Over the last month I have highlighted, bolded, noted, and underlined so many passages that I understand more now with maturity. Today, I had one chapter hit me like the brick that it was. I'm nearly in completion of this read and there it was....staring at me. It was exactly what I am going through and an explanation for it. It read, in the chapter titled "Heightened Neurosis":
"Moving in the direction of nothing to hold onto is daring. We will not initially experience it as a thrilling, alive, wonderful way to be. How many of us feel ready to interrupt our habitual patterns, our almost instinctual ways of getting comfortable?

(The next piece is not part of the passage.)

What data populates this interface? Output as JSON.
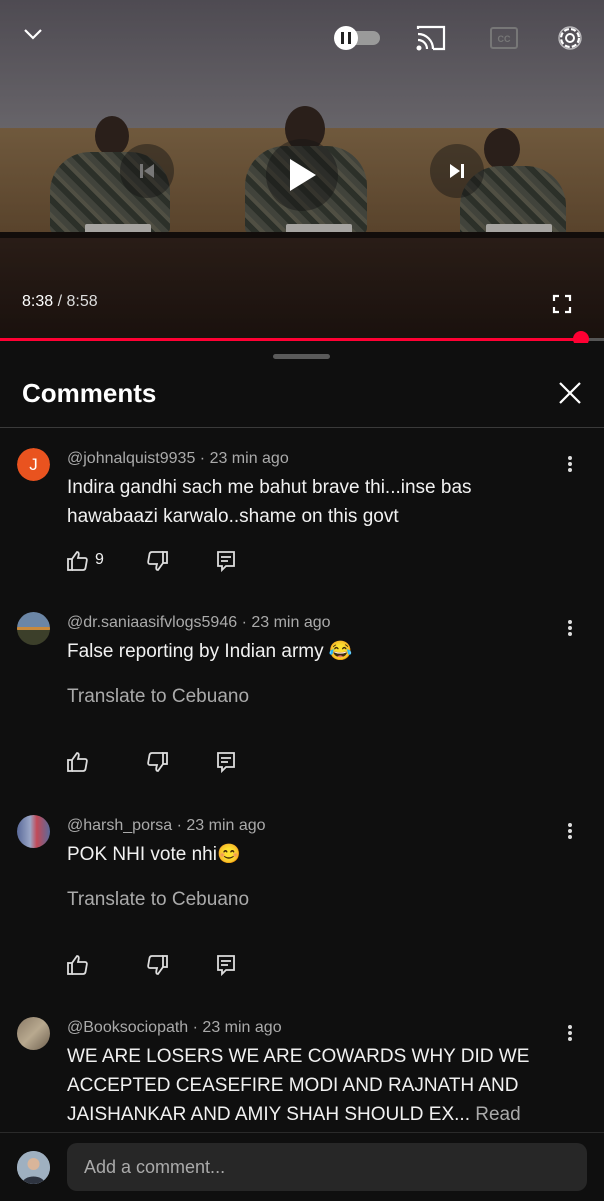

We might assume that as we train in bodhichitta, our habitual patterns will start to unwind- that day by day, month by month, we'll be more open minded, more flexible, more of a warrior. But what actually happens with ongoing practice is that our patterns intensify. In vajrayana Buddhism this is called "heightened neurosis". It's not something we do on purpose. It just happens. We catch the scent of groundlessness and despite our wishes to remain steady, open, and flexible, we hold on tight in very habitual ways.

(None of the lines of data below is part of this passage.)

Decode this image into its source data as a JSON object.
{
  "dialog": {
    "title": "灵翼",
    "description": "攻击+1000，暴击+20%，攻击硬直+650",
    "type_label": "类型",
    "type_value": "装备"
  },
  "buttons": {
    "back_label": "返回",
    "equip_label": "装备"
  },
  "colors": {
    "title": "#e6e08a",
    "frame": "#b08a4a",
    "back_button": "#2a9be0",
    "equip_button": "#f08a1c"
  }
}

This is the experience of anyone who ever set out on the path of awakening. All those smiling enlightened people you see in pictures or in person had to go through the process of encountering their full-blown neurosis, their methods of looking for ground. When we start to interrupt our ordinary ways of calling ourselves names and patting ourselves on the back, we are doing something extremely brave. Slowly we edge toward the open state, but let's face it, we are moving toward a place of no hand-holds, no footholds, no mindholds. This may be called liberation, but for a long time it feels like insecurity.
There it is, the "I" word. Two points I want to make.

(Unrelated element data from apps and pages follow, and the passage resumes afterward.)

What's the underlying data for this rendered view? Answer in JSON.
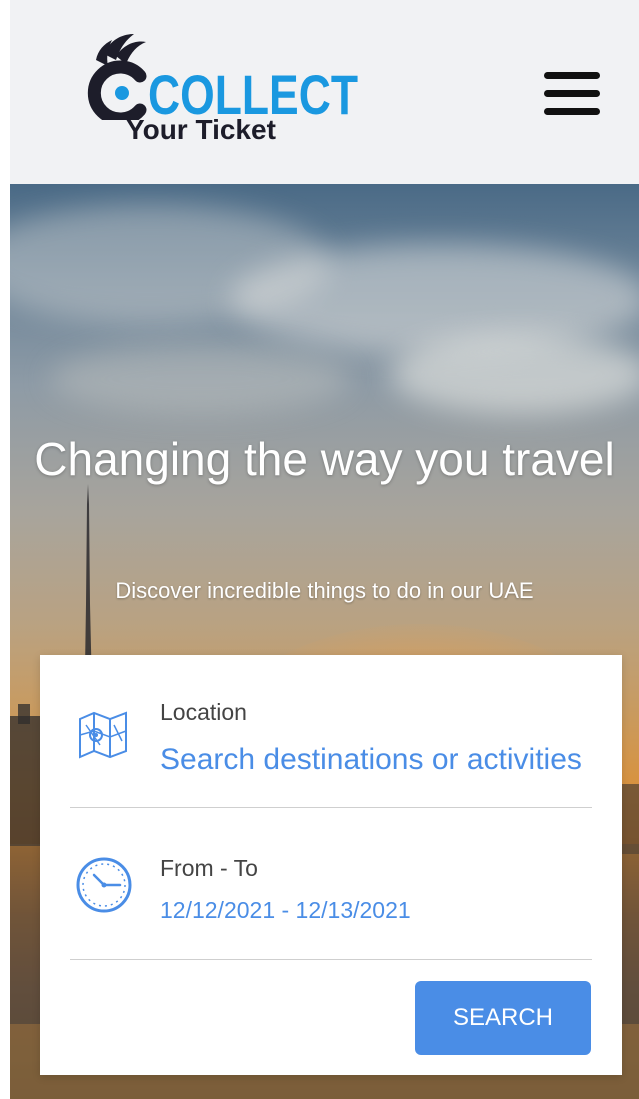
{
  "header": {
    "logo_main": "COLLECT",
    "logo_sub": "Your Ticket",
    "colors": {
      "logo_blue": "#1a98e0",
      "logo_dark": "#1d1d2a"
    }
  },
  "hero": {
    "title": "Changing the way you travel",
    "subtitle": "Discover incredible things to do in our UAE"
  },
  "search": {
    "location": {
      "label": "Location",
      "placeholder": "Search destinations or activities",
      "icon": "map-icon"
    },
    "dates": {
      "label": "From - To",
      "value": "12/12/2021 - 12/13/2021",
      "icon": "clock-icon"
    },
    "button_label": "SEARCH",
    "accent_color": "#4a8de6"
  }
}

1- The beginning of this passage touches on why I may not seem ultra enthused about Japan when people constantly ask me about it. It's because this shit it hard. Taking yourself by the balls, squeezing, and trying to put a smile on your face for the spectators is hard to do, if not impossible. It's hard when your coping mechanisms that you've been using your whole life start to falter.
2- I pride myself on keeping it honest with my readers, so I will stay true to form. For awhile now (I'd say since early May), I have been dealing with the issue of insecurity. More recently it's gotten to the point where it's affecting my actions. Strong Evita, has had the ground shifted from under her and is in the process of rebuilding her foundation. I want attention more. I seek it more. I yearn to hear that I am beautiful, sexy, smart, capable, and remembered. I need reassurance that I am, in fact, wanted and lusted for. I feel clingy and out of control. I am jumping to conclusions. I am not "me". Honestly. What I found in this passage was an understanding as to why I am going through this now. I knew the situation was compounded, but reading the philosophy behind it gave me a bit of strength in knowing that I am not losing it here. Everyone knows me as strong, independent, brave, etc...Evita. When for the last month, I have felt not a bit of any of it. I have felt fearful, insecure, anxious, and secluded.